Thanks y'all for playing, and feel free to suggest ways of over-interpreting everybody's estimates.

Saturday, September 12, 2009

Thursday, September 10, 2009

New Job

As of this morning, I work as a geochemist for Australian Scientific Instruments, a small engineering firm that builds scientific instrumentation, including the SHRIMP. It is a part-time position, so I still get to spend two days a week with LLLL, while still getting paid to push the frontiers of science. So far it has been great- I spent the day learning how to set up sulfur isotopes on the multicollector, for the purpose of teasing 33S anomalies out of really old mud. Tomorrow will be swimming lessons, a playgrounds, and possibly the zoo.

Although selling the instruments isn’t actually part of my job description, if there’s anyone out there wishing to turn several million dollars of stimulus money into a world-class analytical facility, leave me a note in the comments.

Wednesday, September 09, 2009

OMG look at Mars!

Look up at the sky tomorrow morning (and that morning only), and the planet MARS IS HALF THE SIZE OF VENUS! At 1.5 AU distance, the red planet suptends 6 seconds of arc, while the larger Venus, at 1.3 AU, suptends 12. But this relationship will not last forever! As Earth catches up to Mars in its orbit, and Venus pulls away, this ratio will increase. So act now! Mars has not been this close for 16 months; it will not be closer until tomorrow! And this arbitrary geometric relationship will not occur again until 25 May 2010!

THIS IS NOT A HOAX! The planets will not cease their orbital motions while you procrastinate! Link this post, email your friends, and tweet it now!

Monday, September 07, 2009

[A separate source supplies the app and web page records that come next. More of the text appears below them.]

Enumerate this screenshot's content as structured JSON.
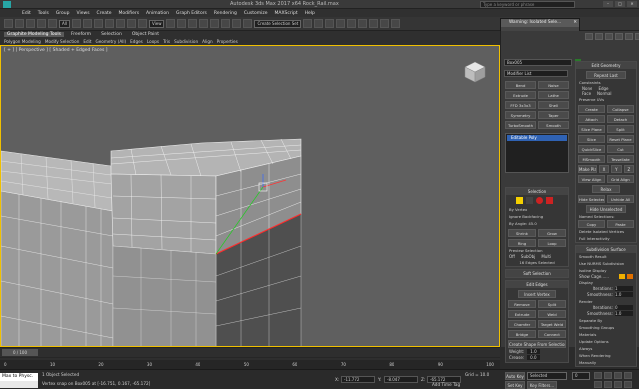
{
  "window": {
    "title": "Autodesk 3ds Max 2017 x64   Rock_Rail.max",
    "search_placeholder": "Type a keyword or phrase"
  },
  "menu": [
    "Edit",
    "Tools",
    "Group",
    "Views",
    "Create",
    "Modifiers",
    "Animation",
    "Graph Editors",
    "Rendering",
    "Customize",
    "MAXScript",
    "Help"
  ],
  "toolbar": {
    "selection_filter": "All",
    "view_dropdown": "View",
    "named_selection": "Create Selection Set"
  },
  "ribbon": {
    "tabs": [
      "Graphite Modeling Tools",
      "Freeform",
      "Selection",
      "Object Paint"
    ],
    "subtabs": [
      "Polygon Modeling",
      "Modify Selection",
      "Edit",
      "Geometry (All)",
      "Edges",
      "Loops",
      "Tris",
      "Subdivision",
      "Align",
      "Properties"
    ]
  },
  "viewport": {
    "label": "[ + ] [ Perspective ] [ Shaded + Edged Faces ]"
  },
  "isolate_dialog": {
    "title": "Warning: Isolated Sele...",
    "button": "Exit Isolation Mode"
  },
  "command_panel": {
    "object_name": "Box005",
    "modifier_list": "Modifier List",
    "modifier_buttons": [
      "Bend",
      "Noise",
      "Extrude",
      "Lathe",
      "FFD 3x3x3",
      "Shell",
      "Symmetry",
      "Taper",
      "TurboSmooth",
      "Smooth"
    ],
    "stack_item": "Editable Poly",
    "selection": {
      "title": "Selection",
      "options": [
        "By Vertex",
        "Ignore Backfacing",
        "By Angle:  45.0"
      ],
      "buttons": [
        "Shrink",
        "Grow",
        "Ring",
        "Loop"
      ],
      "preview": "Preview Selection",
      "preview_opts": [
        "Off",
        "SubObj",
        "Multi"
      ],
      "status": "16 Edges Selected"
    },
    "soft_selection": "Soft Selection",
    "edit_edges": {
      "title": "Edit Edges",
      "insert": "Insert Vertex",
      "buttons": [
        "Remove",
        "Split",
        "Extrude",
        "Weld",
        "Chamfer",
        "Target Weld",
        "Bridge",
        "Connect"
      ],
      "create_shape": "Create Shape From Selection",
      "weight_label": "Weight:",
      "weight": "1.0",
      "crease_label": "Crease:",
      "crease": "0.0"
    },
    "edit_geometry": {
      "title": "Edit Geometry",
      "repeat_last": "Repeat Last",
      "constraints": "Constraints",
      "constraint_opts": [
        "None",
        "Edge",
        "Face",
        "Normal"
      ],
      "preserve_uvs": "Preserve UVs",
      "buttons": [
        "Create",
        "Collapse",
        "Attach",
        "Detach"
      ],
      "slice_plane": "Slice Plane",
      "split": "Split",
      "slice": "Slice",
      "reset_plane": "Reset Plane",
      "quickslice": "QuickSlice",
      "cut": "Cut",
      "msmooth": "MSmooth",
      "tessellate": "Tessellate",
      "make_planar": "Make Planar",
      "xyz": [
        "X",
        "Y",
        "Z"
      ],
      "view_align": "View Align",
      "grid_align": "Grid Align",
      "relax": "Relax",
      "hide_selected": "Hide Selected",
      "unhide_all": "Unhide All",
      "hide_unselected": "Hide Unselected",
      "named_selections": "Named Selections:",
      "copy": "Copy",
      "paste": "Paste",
      "delete_isolated": "Delete Isolated Vertices",
      "full_interactivity": "Full Interactivity"
    },
    "subdivision_surface": {
      "title": "Subdivision Surface",
      "options": [
        "Smooth Result",
        "Use NURMS Subdivision",
        "Isoline Display",
        "Show Cage......"
      ],
      "display": "Display",
      "iterations_label": "Iterations:",
      "iterations": "1",
      "smoothness_label": "Smoothness:",
      "smoothness": "1.0",
      "render": "Render",
      "render_iterations": "0",
      "render_smoothness": "1.0",
      "separate_by": "Separate By",
      "separate_opts": [
        "Smoothing Groups",
        "Materials"
      ],
      "update_options": "Update Options",
      "update_opts": [
        "Always",
        "When Rendering",
        "Manually"
      ],
      "update_btn": "Update"
    }
  },
  "timeline": {
    "frame": "0 / 100",
    "ticks": [
      "0",
      "5",
      "10",
      "15",
      "20",
      "25",
      "30",
      "35",
      "40",
      "45",
      "50",
      "55",
      "60",
      "65",
      "70",
      "75",
      "80",
      "85",
      "90",
      "95",
      "100"
    ]
  },
  "status": {
    "maxscript": "Max to Physc.",
    "maxscript2": "",
    "selected": "1 Object Selected",
    "prompt": "Vertex snap on Box005 at [-16.751, 0.167, -65.172]",
    "x_label": "X:",
    "x": "-11.772",
    "y_label": "Y:",
    "y": "-8.047",
    "z_label": "Z:",
    "z": "-65.172",
    "grid": "Grid = 10.0",
    "add_time_tag": "Add Time Tag",
    "auto_key": "Auto Key",
    "selected_btn": "Selected",
    "set_key": "Set Key",
    "key_filters": "Key Filters...",
    "frame_num": "0"
  },
  "colors": {
    "accent": "#2978c2",
    "selection_highlight": "#2f62b3",
    "viewport_bg": "#5f5f5f",
    "active_border": "#f0c000",
    "selected_edges": "#ff2a2a"
  }
}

Geological Society of America meeting

Are any of y'all going to be in Portland this October? If so, what are you looking forward to seeing, hearing, and/or saying?

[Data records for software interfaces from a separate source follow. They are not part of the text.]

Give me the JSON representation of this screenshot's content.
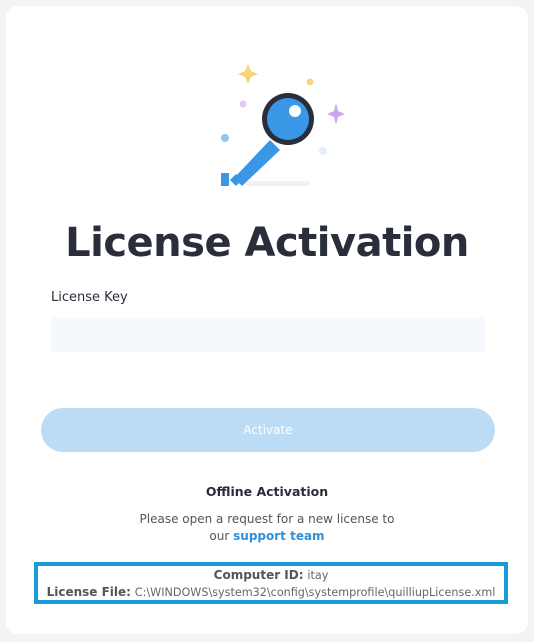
{
  "header": {
    "title": "License Activation"
  },
  "illustration": {
    "icon": "key-magnifier-icon"
  },
  "license_key": {
    "label": "License Key",
    "value": "",
    "placeholder": ""
  },
  "activate_button": {
    "label": "Activate"
  },
  "offline": {
    "title": "Offline Activation",
    "line1": "Please open a request for a new license to",
    "line2_prefix": "our",
    "support_link": "support team"
  },
  "info": {
    "computer_id_label": "Computer ID:",
    "computer_id_value": "itay",
    "license_file_label": "License File:",
    "license_file_value": "C:\\WINDOWS\\system32\\config\\systemprofile\\quilliupLicense.xml"
  },
  "colors": {
    "accent": "#2f8fd8",
    "button_disabled": "#bcdcf5",
    "highlight_border": "#1a9ad6",
    "title": "#2a2d3a"
  }
}
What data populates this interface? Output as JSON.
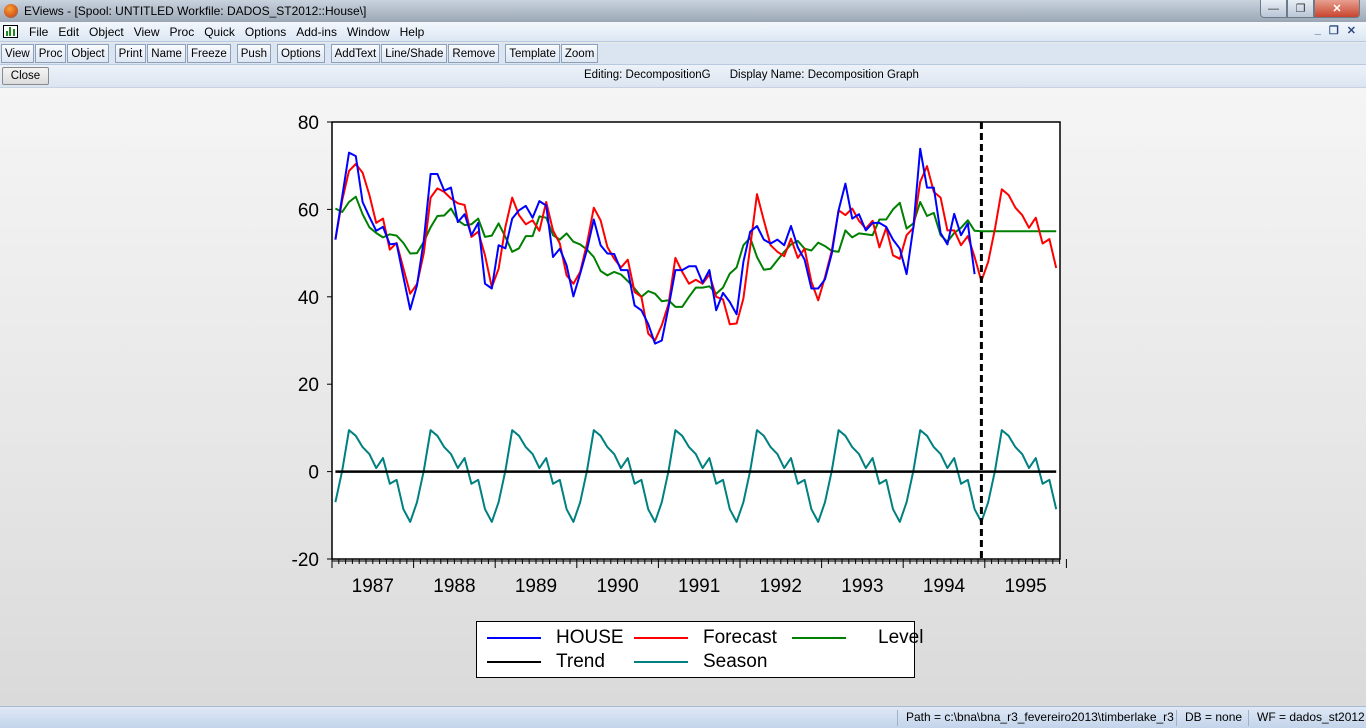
{
  "window": {
    "title": "EViews - [Spool: UNTITLED   Workfile: DADOS_ST2012::House\\]",
    "controls": [
      "minimize",
      "restore",
      "close"
    ]
  },
  "menu": [
    "File",
    "Edit",
    "Object",
    "View",
    "Proc",
    "Quick",
    "Options",
    "Add-ins",
    "Window",
    "Help"
  ],
  "toolbar": [
    "View",
    "Proc",
    "Object",
    "Print",
    "Name",
    "Freeze",
    "Push",
    "Options",
    "AddText",
    "Line/Shade",
    "Remove",
    "Template",
    "Zoom"
  ],
  "closebar": {
    "close_label": "Close",
    "editing": "Editing: DecompositionG",
    "display_name": "Display Name: Decomposition Graph"
  },
  "status": {
    "path": "Path = c:\\bna\\bna_r3_fevereiro2013\\timberlake_r3",
    "db": "DB = none",
    "wf": "WF = dados_st2012"
  },
  "chart_data": {
    "type": "line",
    "frequency": "monthly",
    "sample": [
      "1987M01",
      "1995M11"
    ],
    "forecast_start": "1994M12",
    "ylim": [
      -20,
      80
    ],
    "yticks": [
      "80",
      "60",
      "40",
      "20",
      "0",
      "-20"
    ],
    "xtick_labels": [
      "1987",
      "1988",
      "1989",
      "1990",
      "1991",
      "1992",
      "1993",
      "1994",
      "1995"
    ],
    "grid": false,
    "legend_position": "bottom",
    "series": [
      {
        "name": "HOUSE",
        "color": "#0000ff",
        "values": [
          53.1,
          62.9,
          73.0,
          72.2,
          61.7,
          58.3,
          55.1,
          56.0,
          52.0,
          52.2,
          44.5,
          37.1,
          42.6,
          52.9,
          68.1,
          68.1,
          64.3,
          65.0,
          57.1,
          58.9,
          54.1,
          56.9,
          43.0,
          41.9,
          51.8,
          51.1,
          57.9,
          59.8,
          60.8,
          58.1,
          61.9,
          60.9,
          49.1,
          51.0,
          47.2,
          40.1,
          45.3,
          50.8,
          57.7,
          51.8,
          49.9,
          49.8,
          46.1,
          46.1,
          38.0,
          36.9,
          33.8,
          29.3,
          30.0,
          37.7,
          46.1,
          46.1,
          47.0,
          47.0,
          43.2,
          46.1,
          36.9,
          40.9,
          38.8,
          36.0,
          48.0,
          54.9,
          56.2,
          53.1,
          52.2,
          53.1,
          51.8,
          56.2,
          51.3,
          48.5,
          41.9,
          41.9,
          44.0,
          49.9,
          59.8,
          65.9,
          57.9,
          58.9,
          55.2,
          56.9,
          56.9,
          56.0,
          53.1,
          51.0,
          45.2,
          56.0,
          73.9,
          65.0,
          65.0,
          54.6,
          52.0,
          59.0,
          54.1,
          56.8,
          45.2
        ]
      },
      {
        "name": "Forecast",
        "color": "#ff0000",
        "values": [
          53.1,
          62.1,
          68.8,
          70.4,
          68.4,
          63.3,
          56.9,
          57.9,
          50.8,
          52.3,
          46.5,
          40.7,
          42.9,
          50.0,
          62.7,
          64.8,
          64.0,
          62.5,
          61.4,
          61.0,
          53.7,
          54.9,
          49.5,
          42.2,
          46.4,
          56.0,
          62.7,
          58.7,
          56.6,
          57.5,
          55.1,
          61.7,
          55.2,
          52.2,
          44.9,
          43.0,
          45.7,
          52.2,
          60.4,
          57.5,
          51.4,
          48.7,
          46.7,
          48.5,
          41.1,
          40.0,
          31.6,
          30.0,
          33.5,
          38.4,
          48.9,
          45.7,
          43.0,
          43.9,
          43.0,
          45.1,
          40.0,
          39.4,
          33.7,
          33.9,
          39.6,
          51.4,
          63.5,
          57.5,
          51.8,
          50.3,
          49.3,
          53.3,
          48.9,
          51.0,
          43.4,
          39.2,
          44.5,
          50.6,
          59.8,
          58.7,
          60.2,
          57.4,
          55.6,
          57.4,
          51.3,
          55.8,
          49.5,
          48.7,
          54.1,
          55.8,
          66.3,
          69.9,
          64.0,
          62.7,
          55.2,
          55.2,
          51.8,
          53.9,
          49.1,
          43.6,
          48.0,
          55.6,
          64.6,
          63.3,
          60.4,
          58.7,
          55.8,
          58.1,
          52.2,
          53.2,
          46.6
        ]
      },
      {
        "name": "Level",
        "color": "#008000",
        "values": [
          60.2,
          59.4,
          61.7,
          62.9,
          58.9,
          55.9,
          54.6,
          53.6,
          54.3,
          54.0,
          52.3,
          49.9,
          50.0,
          52.6,
          55.9,
          58.5,
          58.6,
          60.2,
          57.5,
          56.4,
          56.6,
          57.9,
          53.7,
          54.0,
          56.8,
          53.7,
          50.3,
          51.1,
          53.9,
          53.9,
          58.4,
          58.1,
          54.1,
          53.1,
          54.5,
          52.6,
          52.0,
          50.8,
          49.1,
          45.9,
          44.9,
          45.7,
          45.1,
          43.6,
          41.9,
          40.0,
          41.3,
          40.7,
          39.0,
          39.2,
          37.7,
          37.7,
          40.0,
          42.1,
          42.1,
          42.4,
          40.7,
          42.1,
          45.3,
          46.7,
          51.8,
          53.5,
          49.1,
          46.2,
          46.4,
          48.4,
          50.3,
          52.0,
          52.8,
          51.0,
          50.6,
          52.4,
          51.6,
          50.5,
          50.3,
          55.2,
          53.6,
          54.5,
          54.3,
          54.1,
          57.7,
          57.7,
          60.0,
          61.5,
          55.6,
          56.8,
          61.7,
          58.5,
          59.2,
          54.1,
          52.6,
          54.6,
          55.8,
          57.5,
          55.1,
          55.0,
          55.0,
          55.0,
          55.0,
          55.0,
          55.0,
          55.0,
          55.0,
          55.0,
          55.0,
          55.0,
          55.0
        ]
      },
      {
        "name": "Trend",
        "color": "#000000",
        "values": [
          0,
          0,
          0,
          0,
          0,
          0,
          0,
          0,
          0,
          0,
          0,
          0,
          0,
          0,
          0,
          0,
          0,
          0,
          0,
          0,
          0,
          0,
          0,
          0,
          0,
          0,
          0,
          0,
          0,
          0,
          0,
          0,
          0,
          0,
          0,
          0,
          0,
          0,
          0,
          0,
          0,
          0,
          0,
          0,
          0,
          0,
          0,
          0,
          0,
          0,
          0,
          0,
          0,
          0,
          0,
          0,
          0,
          0,
          0,
          0,
          0,
          0,
          0,
          0,
          0,
          0,
          0,
          0,
          0,
          0,
          0,
          0,
          0,
          0,
          0,
          0,
          0,
          0,
          0,
          0,
          0,
          0,
          0,
          0,
          0,
          0,
          0,
          0,
          0,
          0,
          0,
          0,
          0,
          0,
          0,
          0,
          0,
          0,
          0,
          0,
          0,
          0,
          0,
          0,
          0,
          0,
          0
        ]
      },
      {
        "name": "Season",
        "color": "#008080",
        "values": [
          -7.0,
          0.2,
          9.5,
          8.2,
          5.6,
          4.0,
          0.8,
          3.1,
          -2.8,
          -1.9,
          -8.6,
          -11.5,
          -7.0,
          0.2,
          9.5,
          8.2,
          5.6,
          4.0,
          0.8,
          3.1,
          -2.8,
          -1.9,
          -8.6,
          -11.5,
          -7.0,
          0.2,
          9.5,
          8.2,
          5.6,
          4.0,
          0.8,
          3.1,
          -2.8,
          -1.9,
          -8.6,
          -11.5,
          -7.0,
          0.2,
          9.5,
          8.2,
          5.6,
          4.0,
          0.8,
          3.1,
          -2.8,
          -1.9,
          -8.6,
          -11.5,
          -7.0,
          0.2,
          9.5,
          8.2,
          5.6,
          4.0,
          0.8,
          3.1,
          -2.8,
          -1.9,
          -8.6,
          -11.5,
          -7.0,
          0.2,
          9.5,
          8.2,
          5.6,
          4.0,
          0.8,
          3.1,
          -2.8,
          -1.9,
          -8.6,
          -11.5,
          -7.0,
          0.2,
          9.5,
          8.2,
          5.6,
          4.0,
          0.8,
          3.1,
          -2.8,
          -1.9,
          -8.6,
          -11.5,
          -7.0,
          0.2,
          9.5,
          8.2,
          5.6,
          4.0,
          0.8,
          3.1,
          -2.8,
          -1.9,
          -8.6,
          -11.5,
          -7.0,
          0.2,
          9.5,
          8.2,
          5.6,
          4.0,
          0.8,
          3.1,
          -2.8,
          -1.9,
          -8.6
        ]
      }
    ]
  }
}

Sunday, September 06, 2009

Looking for reference help

Anyone out there with a GSA bulletin subscription willing to help me find a paper published when I was 9 weeks old?

Saturday, September 05, 2009

Metamorphic petrology is cool, part eleventy zillion

It is abstracts like these that make me wish for journal access:

Drüppel, Kirsten; Lehmann, Christian

Fire bombing of the Tell Halaf Museum in Berlin during World War II - reconstruction of the succession of events based on mineralogical investigations

Basaltic monuments from the Aramaic Tell Halaf (built ca. 1000 BC), Syria were severely damaged during fire bombing of the Tell Halaf Museum, Berlin in World War II. While the museum burst into flames part of the statues were covered with burnt bitumen from the roof of the museum, mixed with fragmented quartz of the roofing cardboard, grinded basalt, limestone artwork, and gypsum casts. Detailed mineralogical investigations of the thin carbon coating on the statues revealed that additionally a number of unexpected, non-basaltic minerals formed in the bitumen via temperature-dependent reactions due to the thermal impact by the bomb blasting and subsequent reequilibration during burning of the exhibition hall. The source material of these newly formed phases was provided by the basalt, the gypsum casts, the limestone artwork, the museum roof, the museum pipe system and, last but not least, the incendiary bomb itself. Phases include sphalerite (zinc of the pipe system + sulphur of gypsum casts), smithsonite (zinc of the pipe system + calcite of limestone artwork), wollastonite (calcium of the limestone orthostats + silica of the roofing cardboard), pyrite (iron of the basalt Fe-oxides + sulphur of the gypsum casts), alkali feldspar (saltpetre of the incendiary bomb + basalt plagioclase), and apatite (phosphorus of the incendiary bomb + calcium of the limestone). A conspicuous feature of samples close to the impact is the abundance of silicate glasses. Observed mineral-forming reactions suggest initial temperature conditions of > 980 °C near the fire centre and of 850-980 °C throughout the museum. The cold water used for fire fighting finally resulted in crack-producing stress that caused severe shelled fracturing of the statues.

European Journal of Mineralogy, Volume 21, Number 2, March 2009 , pp. 443-456
DOI: 10.1127/0935-1221/2009/0021-1901